## Data supplied
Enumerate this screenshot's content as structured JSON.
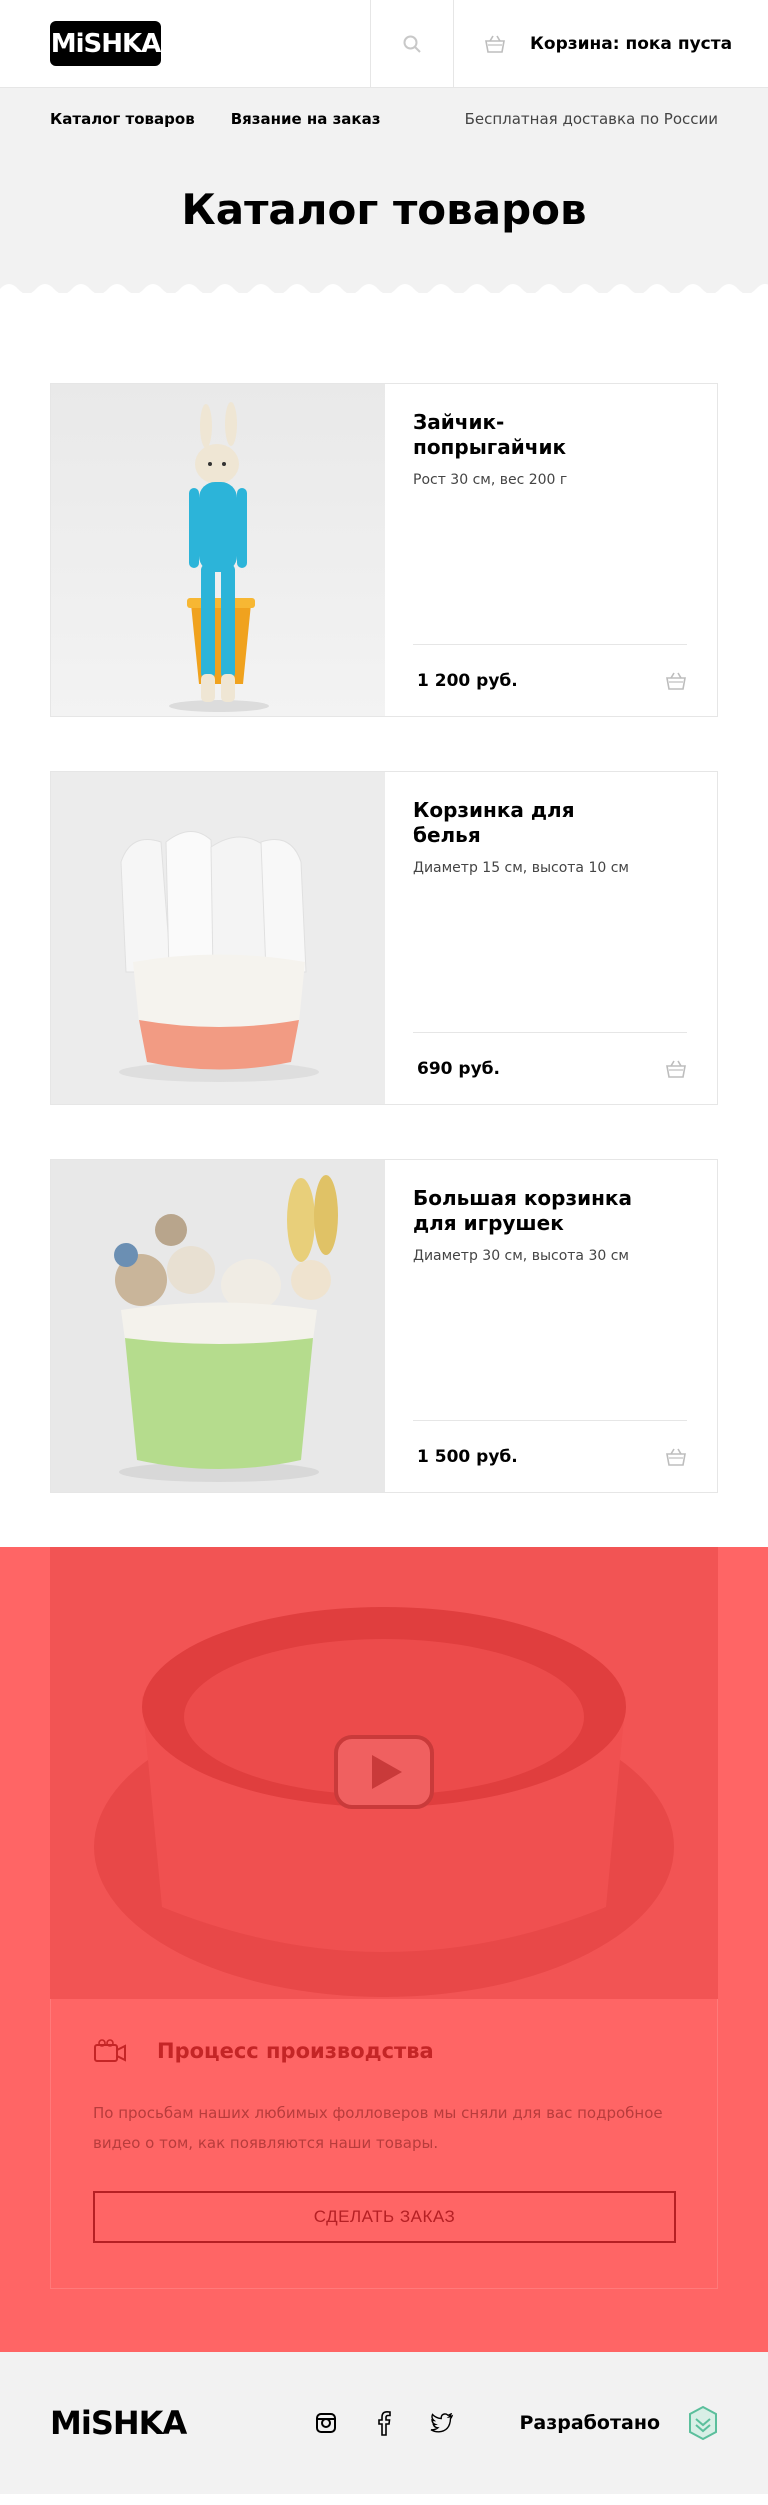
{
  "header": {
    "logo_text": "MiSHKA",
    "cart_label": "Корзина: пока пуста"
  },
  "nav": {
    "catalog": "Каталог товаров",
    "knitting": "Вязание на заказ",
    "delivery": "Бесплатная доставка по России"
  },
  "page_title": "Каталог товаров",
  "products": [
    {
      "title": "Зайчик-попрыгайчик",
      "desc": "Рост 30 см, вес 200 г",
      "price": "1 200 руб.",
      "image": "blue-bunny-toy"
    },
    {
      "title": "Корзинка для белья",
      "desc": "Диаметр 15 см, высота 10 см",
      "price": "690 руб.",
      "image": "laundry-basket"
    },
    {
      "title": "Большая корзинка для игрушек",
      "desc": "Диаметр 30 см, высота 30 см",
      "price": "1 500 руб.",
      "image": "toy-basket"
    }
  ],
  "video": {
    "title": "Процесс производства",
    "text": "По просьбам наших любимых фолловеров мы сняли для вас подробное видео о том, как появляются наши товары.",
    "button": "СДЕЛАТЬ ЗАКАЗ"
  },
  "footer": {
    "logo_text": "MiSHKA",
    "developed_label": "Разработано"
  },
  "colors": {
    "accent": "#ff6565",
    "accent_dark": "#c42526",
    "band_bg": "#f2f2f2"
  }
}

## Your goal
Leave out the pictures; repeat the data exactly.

## Completed task
Enumerate this screenshot's content as structured JSON.
{
  "header": {
    "logo_text": "MiSHKA",
    "cart_label": "Корзина: пока пуста"
  },
  "nav": {
    "catalog": "Каталог товаров",
    "knitting": "Вязание на заказ",
    "delivery": "Бесплатная доставка по России"
  },
  "page_title": "Каталог товаров",
  "products": [
    {
      "title": "Зайчик-попрыгайчик",
      "desc": "Рост 30 см, вес 200 г",
      "price": "1 200 руб.",
      "image": "blue-bunny-toy"
    },
    {
      "title": "Корзинка для белья",
      "desc": "Диаметр 15 см, высота 10 см",
      "price": "690 руб.",
      "image": "laundry-basket"
    },
    {
      "title": "Большая корзинка для игрушек",
      "desc": "Диаметр 30 см, высота 30 см",
      "price": "1 500 руб.",
      "image": "toy-basket"
    }
  ],
  "video": {
    "title": "Процесс производства",
    "text": "По просьбам наших любимых фолловеров мы сняли для вас подробное видео о том, как появляются наши товары.",
    "button": "СДЕЛАТЬ ЗАКАЗ"
  },
  "footer": {
    "logo_text": "MiSHKA",
    "developed_label": "Разработано"
  },
  "colors": {
    "accent": "#ff6565",
    "accent_dark": "#c42526",
    "band_bg": "#f2f2f2"
  }
}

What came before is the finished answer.